Blog for Zipline Attraction in the Smoky Mountains
Located in Pigeon Forge, TN and near Gatlinburg and Sevierville.
By Ross Bodhi Ogle
Posted on December 12, 2017
Last week, we began a series of posts focusing on lesser-known attractions in the Smokies that are worth looking into if you happen to be visiting the mountains this winter. Since we only have a couple of weeks left in our 2017 season here at Smoky Mountain Ziplines, we thought it would be a good idea to share some of those destinations with you, to assist you in planning any trips you might be making here during the next few months.
We kicked off our series looking at several notable attractions in Sevierville, and this week, we're continuing with a few recommendations for places to stop in Pigeon Forge that you may not have already been aware of.
(By the way, if you're thinking about visiting our zip lines, Pigeon Forge should also be your destination, but you might want to call ahead to verify our operational schedule for the weekend.)
Alcatraz East Crime Museum
This museum attraction, which made its debut in 2016, gives visitors a behind-the-scenes look at the history of crime in America. Some 20 different exhibits cover five themes for guests to explore, including the consequences of crime, crime scene investigation, crime fighting and pop culture. This self-guided tour is for all ages and features more than 500 interactive exhibits and original artifacts spread out over 25,000 square feet. You'll see O.J. Simpson's infamous Ford Bronco, John Dillinger's death mask, Al Capone's rosary, a submachine gun from the movie Scarface and Ted Bundy's Volkswagen Beetle, just to mention a few.
Elvis & Hollywood Legends Museum

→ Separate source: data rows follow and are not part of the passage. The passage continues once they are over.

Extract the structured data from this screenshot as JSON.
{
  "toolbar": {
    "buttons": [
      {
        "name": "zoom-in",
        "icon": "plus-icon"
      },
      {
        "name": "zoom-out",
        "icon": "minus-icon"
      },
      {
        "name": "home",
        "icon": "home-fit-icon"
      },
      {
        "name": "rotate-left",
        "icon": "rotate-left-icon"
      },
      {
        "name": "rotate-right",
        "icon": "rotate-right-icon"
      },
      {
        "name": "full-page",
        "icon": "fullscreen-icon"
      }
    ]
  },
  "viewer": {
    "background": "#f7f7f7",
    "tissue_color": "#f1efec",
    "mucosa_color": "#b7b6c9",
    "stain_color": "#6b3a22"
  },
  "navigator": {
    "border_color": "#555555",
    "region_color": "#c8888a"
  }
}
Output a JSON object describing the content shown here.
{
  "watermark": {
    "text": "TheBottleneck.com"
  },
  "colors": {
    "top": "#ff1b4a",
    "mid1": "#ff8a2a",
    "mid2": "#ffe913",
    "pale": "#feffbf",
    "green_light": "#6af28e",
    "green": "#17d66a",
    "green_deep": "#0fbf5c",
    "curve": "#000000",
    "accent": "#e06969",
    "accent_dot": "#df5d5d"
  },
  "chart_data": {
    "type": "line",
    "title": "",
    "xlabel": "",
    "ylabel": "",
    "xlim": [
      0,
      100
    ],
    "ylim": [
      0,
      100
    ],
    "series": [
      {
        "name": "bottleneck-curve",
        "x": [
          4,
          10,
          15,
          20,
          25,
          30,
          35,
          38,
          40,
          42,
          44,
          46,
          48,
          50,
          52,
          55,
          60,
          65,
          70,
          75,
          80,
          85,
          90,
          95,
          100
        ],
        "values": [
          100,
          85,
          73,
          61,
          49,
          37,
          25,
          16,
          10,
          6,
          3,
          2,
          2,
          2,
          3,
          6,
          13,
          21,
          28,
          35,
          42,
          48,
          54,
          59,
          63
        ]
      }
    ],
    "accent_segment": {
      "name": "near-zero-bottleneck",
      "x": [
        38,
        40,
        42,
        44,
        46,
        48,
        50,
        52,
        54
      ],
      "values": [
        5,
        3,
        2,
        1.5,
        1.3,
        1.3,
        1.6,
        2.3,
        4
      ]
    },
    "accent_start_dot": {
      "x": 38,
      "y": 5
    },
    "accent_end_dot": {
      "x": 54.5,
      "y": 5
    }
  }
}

The memory of Elvis Presley lives on at the Elvis & Hollywood Legends Museum. This longtime Parkway attraction gives Elvis fans young and old lots of reasons to shake, rattle and roll their way to Pigeon Forge. Exhibits highlighted in the museum's self-guided tour include The King's last limousine as well as the '67 Cadillac Coupe de Ville that Elvis and Priscilla drove on their Palm Springs honeymoon. Also on display at the museum are Presley's karate uniform, swimwear, horseback riding gear and guns, and a collection of jewelry featuring a coin ring, a nugget ring, Elvis's TCB sunglasses and his original TCB ring. You'll even see the first dollar Elvis ever earned in 1951, complete with his autograph.
This Pigeon Forge attraction lets guests experience the sensation of skydiving but without having to risk jumping out of a perfectly good airplane. How do they do it? Flyaway features a two-story vertical wind tunnel, which utilizes a large propeller beneath the wire mesh floor to generate wind speeds of up to 115 mile per hour. Guests donned in jump suits and protective helmets and goggles go through a 20-minute training session in which they learn how to position themselves on the column of air so that they essentially float in suspension. Groups of five spend 15 minutes inside the tunnel, so that each student gets about three minutes of solo “freefall” time.
Hollywood Wax Museum
When you see King Kong clinging to the outside of a skyscraper, you'll know you've arrived at the Pigeon Forge location of the Hollywood Wax Museum. This gallery of lifelike wax figurines lets guests rub elbows with the likes of celebrities like Michael Jackson, Lucille Ball and Frank Sinatra as well as a host of current pop culture icons. The two-story attraction covers the worlds of film, music, politics and more, and yes, you can take selfies with the “celebrities.”
The Old Mill
Built in 1830, this operational gristmill is a real piece of Pigeon Forge history. Located a block off the Parkway in Old Mill Village, this structure relies on the water power of the Little Pigeon River to turn its giant paddle wheel, which in turn powers the massive grinding stones inside the mill. Listed on the National Register of Historic Places, the Old Mill produces meals and flours that are used in the adjacent Old Mill Restaurant and are sold by the bag in the Old Mill General Store, which is located on the lower level of the mill itself. For a nominal fee, you can tour the mill facility and watch the millers grind grains they way they did in the 19th century.